NEW BATAAN, Philippines — Stunned parents searching for missing children examined a row of mud-stained bodies covered with banana leaves while survivors dried their soaked belongings on roadsides Wednesday, a day after a powerful typhoon killed more than 280 people in the southern Philippines.
Officials fear more bodies may be found as rescuers reach hard-hit areas that were isolated by landslides, floods and downed communications.
At least 151 people died in the worst-hit province of Compostela Valley when Typhoon Bopha lashed the region Tuesday, including 78 villagers and soldiers who perished in a flash flood that swamped two emergency shelters and a military camp, provincial spokeswoman Fe Maestre said.
About 80 people survived the deluge in New Bataan town with injuries, but between 50 and 319 others remain missing, according to varying estimates by government officials and the army.
The farming town of 45,000 people was a muddy wasteland of collapsed houses and coconut and banana trees felled by Bopha's ferocious winds.
On a roadside, dozens of mud-stained bodies were laid side-by-side, covered by cloth and banana leaves and surrounded by villagers. A man sprayed insecticide on the remains to keep away swarms of flies.
A father wept when he lifted a plastic cover and found the body of his child. A mother, meanwhile, went away in tears, unable to find her missing children. "I have three children," she said repeatedly, flashing three fingers before a TV cameraman.
Interior Secretary Mar Roxas, who visited the devastated town, said a day of searching by soldiers and volunteers did not turn up any of the 319 people reported missing in New Bataan.
"These were whole families among the registered missing," Roxas told the ABS-CBN TV network. "Entire families may have been washed away."
In nearby Davao Oriental, the coastal province first struck by the typhoon as it blew inland from the Pacific Ocean, at least 115 people perished, mostly in three towns that were so battered that it was hard to find any buildings with roofs remaining, provincial officer Freddie Bendulo and other officials said.

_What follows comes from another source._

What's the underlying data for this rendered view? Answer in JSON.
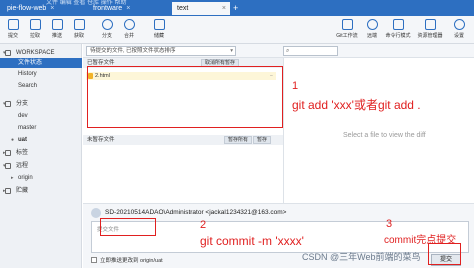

"We had a problem where to take the evacuees. All the evacuation centers have lost their roofs," Davao Oriental Gov. Corazon Malanyaon said.
Disaster-response agencies reported 13 other typhoon-related deaths elsewhere.
Unlike the previous day's turbulent weather, the sun was shining brightly Wednesday, prompting residents to lay their soaked clothes, books and other belongings out on roadsides to dry and revealing the extent of the damage to farmland. Thousands of banana trees in one Compostela Valley plantation were toppled by the wind, the young bananas still wrapped in blue plastic covers.
After slamming into Davao Oriental and Compostela Valley, Bopha roared quickly across the southern Mindanao and central regions, knocking out power in two entire provinces, triggering landslides and leaving houses and plantations damaged. More than 170,000 fled to evacuation centers.
The typhoon, one of the strongest to hit the country this year, had blown past southwestern Palawan province into the South China Sea by midday Wednesday and could head to either Vietnam or southern China, according to government forecasters.
The deaths came despite efforts by President Benigno Aquino III's government to force residents out of high-risk communities as the typhoon approached.
Some 20 typhoons and storms lash the northern and central Philippines each year, but they rarely hit the vast southern Mindanao region.
A rare storm in the south last December killed more than 1,200 people and left many more homeless.
The United States extended its condolences and offered to help its Asian ally deal with the typhoon's devastation. It praised government efforts to minimize the deaths and damage.
Associated Press writers Jim Gomez, Teresa Cerojano and Oliver Teves in Manila contributed to this report.